A major brand like Stubborn comes with expected benefits like product consistency, supply chains and marketing support, she adds. “They’re super supportive in terms of getting us any in-store branding or things like that.”
And Oath sees a pretty good profit margin too, Tarquinio adds, charging $2 to $2.50 for a Stubborn Soda from a branded fountain, and $2 to $3 for other bottled craft products. “Everything is a slightly higher price but nothing outrageous. We’re finding that people are willing to pay a little bit of a premium for a higher quality product.”
2: Nostalgia, house-made syrups and puns — We, The Pizza, (Locations in Washington, D.C. and Arlington, Virginia)
The popular concept at We, The Pizza involves placing house-made craft sodas front and center. And according to deputy CEO Micheline Mendelsohn, about eight out of 10 customers order the products. “The idea is you walk in, you get your slice of pizza and then we put a show on for the sodas.”
The enhanced experience, says Mendelsohn, rests on some significant investments: an old-school style soda fountain, eight or so house-made syrups made fresh each morning, ingredients sourced from area farms, pun-riddled drink names (“We Heard It Through the Grape Soda”) and little flourishes. “The cherry one gets a maraschino cherry on it, our pineapple one gets a slice of pineapple. We do different things. Yes we’ve invested a lot in it because we wanted to make it a feature.”
Of house-made syrups, she stresses, “I find when you make them yourself it produces an extra flavor.” And the artisanal aspect seems to be paying off. We, The Pizza has received a shoutout in The Washington Post for hipster originality, plus this high praise from a Tasting Table reviewer: “’Don’t Forget Your Ginger Roots’ is like drinkable candy with real ginger heat that obliterates its commercial competition.”
For interested proprietors, Mendelsohn’s advice is to start small — maybe resist investing in the fancy soda fountain at first. “If people are really loving them, then you can expand.”
3: Seasonal, small-batch, chef-inspired — Frankly Pizza, Kensington, Maryland
Frank Linn, whose cozy pizza place frequently earns a spot on area “best of” lists and references to house-made soda, noticed the craft soda trend picking up in restaurants since around 2007. He long wanted to make it and now, with his own restaurant his approach is probably best described as “chef-driven,” involving simple tools (steam juicer, carbonator, small soda jerk-style tap) and a seasonal rotation of flavors. Linn might serve anything from guava, blood orange, blackberry mojito and pineapple lemongrass flavors; and says his biggest sellers are simple — vanilla cream and cherry fizz.

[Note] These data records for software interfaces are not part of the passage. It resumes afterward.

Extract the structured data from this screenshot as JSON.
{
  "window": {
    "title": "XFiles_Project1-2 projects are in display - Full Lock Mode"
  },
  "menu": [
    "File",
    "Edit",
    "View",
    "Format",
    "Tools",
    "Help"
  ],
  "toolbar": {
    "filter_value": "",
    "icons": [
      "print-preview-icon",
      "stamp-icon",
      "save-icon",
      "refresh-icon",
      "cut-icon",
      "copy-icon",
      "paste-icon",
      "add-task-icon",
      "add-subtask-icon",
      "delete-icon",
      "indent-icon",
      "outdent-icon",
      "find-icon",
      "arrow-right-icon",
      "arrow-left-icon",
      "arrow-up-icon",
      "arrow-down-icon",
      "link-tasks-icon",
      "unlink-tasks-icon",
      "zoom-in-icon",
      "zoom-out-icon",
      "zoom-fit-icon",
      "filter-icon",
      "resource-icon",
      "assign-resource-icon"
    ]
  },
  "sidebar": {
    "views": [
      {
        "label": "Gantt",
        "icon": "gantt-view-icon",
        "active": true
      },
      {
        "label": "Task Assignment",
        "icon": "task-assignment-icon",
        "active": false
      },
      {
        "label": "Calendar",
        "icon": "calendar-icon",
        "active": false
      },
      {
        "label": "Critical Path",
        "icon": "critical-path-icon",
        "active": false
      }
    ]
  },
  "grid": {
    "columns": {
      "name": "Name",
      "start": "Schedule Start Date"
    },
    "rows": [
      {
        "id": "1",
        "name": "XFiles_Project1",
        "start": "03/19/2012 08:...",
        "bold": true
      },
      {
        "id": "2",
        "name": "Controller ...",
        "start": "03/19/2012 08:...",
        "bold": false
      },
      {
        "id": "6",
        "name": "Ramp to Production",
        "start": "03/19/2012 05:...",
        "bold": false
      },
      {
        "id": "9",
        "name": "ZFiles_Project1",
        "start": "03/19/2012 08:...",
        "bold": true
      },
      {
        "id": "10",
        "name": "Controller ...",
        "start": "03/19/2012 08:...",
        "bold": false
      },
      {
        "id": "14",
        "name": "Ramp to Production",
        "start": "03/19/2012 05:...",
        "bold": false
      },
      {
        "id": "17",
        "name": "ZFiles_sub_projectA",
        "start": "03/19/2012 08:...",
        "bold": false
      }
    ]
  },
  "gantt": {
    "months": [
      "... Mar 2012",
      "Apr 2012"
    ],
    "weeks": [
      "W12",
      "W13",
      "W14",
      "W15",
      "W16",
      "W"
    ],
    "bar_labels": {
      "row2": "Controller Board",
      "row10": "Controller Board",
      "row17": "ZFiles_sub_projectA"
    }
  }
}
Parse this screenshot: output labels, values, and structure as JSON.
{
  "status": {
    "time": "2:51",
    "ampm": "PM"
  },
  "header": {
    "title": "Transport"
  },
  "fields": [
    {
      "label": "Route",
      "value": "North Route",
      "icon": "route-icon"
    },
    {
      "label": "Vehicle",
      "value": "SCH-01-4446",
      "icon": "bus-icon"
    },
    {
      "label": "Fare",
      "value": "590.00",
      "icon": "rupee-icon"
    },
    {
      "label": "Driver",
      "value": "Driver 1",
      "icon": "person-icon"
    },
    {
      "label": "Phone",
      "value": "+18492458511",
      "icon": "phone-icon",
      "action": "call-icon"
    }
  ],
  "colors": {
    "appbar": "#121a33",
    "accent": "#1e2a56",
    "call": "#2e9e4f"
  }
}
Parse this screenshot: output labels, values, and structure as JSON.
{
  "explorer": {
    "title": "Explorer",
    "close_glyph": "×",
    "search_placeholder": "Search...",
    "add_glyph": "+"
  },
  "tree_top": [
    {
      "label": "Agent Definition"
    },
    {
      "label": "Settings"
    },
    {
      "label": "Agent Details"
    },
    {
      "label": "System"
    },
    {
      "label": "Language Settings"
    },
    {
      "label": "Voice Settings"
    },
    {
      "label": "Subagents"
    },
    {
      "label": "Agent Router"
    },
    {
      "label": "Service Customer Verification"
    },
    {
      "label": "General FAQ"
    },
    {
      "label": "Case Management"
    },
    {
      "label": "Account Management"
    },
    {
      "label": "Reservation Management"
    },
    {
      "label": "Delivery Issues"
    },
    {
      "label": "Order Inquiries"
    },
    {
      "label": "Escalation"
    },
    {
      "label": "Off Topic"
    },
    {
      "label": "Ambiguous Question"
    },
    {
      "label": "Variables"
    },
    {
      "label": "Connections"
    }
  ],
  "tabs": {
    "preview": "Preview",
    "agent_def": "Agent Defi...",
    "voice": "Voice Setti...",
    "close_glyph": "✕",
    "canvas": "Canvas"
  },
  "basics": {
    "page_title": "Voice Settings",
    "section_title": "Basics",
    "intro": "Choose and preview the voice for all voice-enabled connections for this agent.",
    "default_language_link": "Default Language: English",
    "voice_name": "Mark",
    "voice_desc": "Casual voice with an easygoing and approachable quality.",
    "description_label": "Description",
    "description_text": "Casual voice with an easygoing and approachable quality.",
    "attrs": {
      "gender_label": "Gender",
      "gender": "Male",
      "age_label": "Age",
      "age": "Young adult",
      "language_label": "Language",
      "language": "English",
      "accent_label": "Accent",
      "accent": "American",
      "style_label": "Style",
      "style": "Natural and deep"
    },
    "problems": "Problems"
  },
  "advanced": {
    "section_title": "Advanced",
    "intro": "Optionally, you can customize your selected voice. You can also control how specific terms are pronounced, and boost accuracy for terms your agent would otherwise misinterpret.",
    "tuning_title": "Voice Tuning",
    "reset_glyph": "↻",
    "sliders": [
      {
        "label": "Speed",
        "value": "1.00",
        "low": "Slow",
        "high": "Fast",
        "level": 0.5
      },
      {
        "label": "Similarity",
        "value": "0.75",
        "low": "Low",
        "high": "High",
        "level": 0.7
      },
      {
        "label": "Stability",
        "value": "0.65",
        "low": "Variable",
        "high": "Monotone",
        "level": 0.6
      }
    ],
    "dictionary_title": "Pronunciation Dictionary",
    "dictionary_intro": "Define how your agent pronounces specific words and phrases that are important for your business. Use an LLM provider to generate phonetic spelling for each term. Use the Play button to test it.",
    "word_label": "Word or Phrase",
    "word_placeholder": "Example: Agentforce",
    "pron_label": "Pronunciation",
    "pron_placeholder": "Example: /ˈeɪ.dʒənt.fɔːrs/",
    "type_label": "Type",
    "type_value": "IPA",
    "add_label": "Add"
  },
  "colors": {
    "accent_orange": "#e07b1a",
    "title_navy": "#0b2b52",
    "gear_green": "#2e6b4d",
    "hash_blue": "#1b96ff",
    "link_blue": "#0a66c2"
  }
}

While craft sodas make a profit, Linn admits making them is time-consuming. Costs are also higher than for commercial products (35 to 40 cents a soda compared to mere pennies), and require chefs to do initial groundwork, like deciding on a percentage of salt-sugar-juice ratios. “Do your homework, taste everything. As for the business, make sure you’re aiming at a crowd that’s going to accept what you’re making.”
So why do this? Linn’s reasons are chef-inspired. “First of all, I’m trying to provide something unique and different as I am a chef. I believe if you have a restaurant you should make everything.” He also talks about lower sugar counts, better ingredients and intense flavor. “Literally, my wife will go and pick strawberries and I’ll steam them and make strawberry soda.”
Finally, particularly outside of the alcohol beverage category, Linn sees craft soda as the perfect accompaniment for pizza. “I think water’s too bland for pizza, you need something to stand up. Our pizza is super flavorful, it needs something vibrant. So the vibrant flavors of soda really go well with it, you know?”
Connie Jeske Crane is a Canadian freelance writer.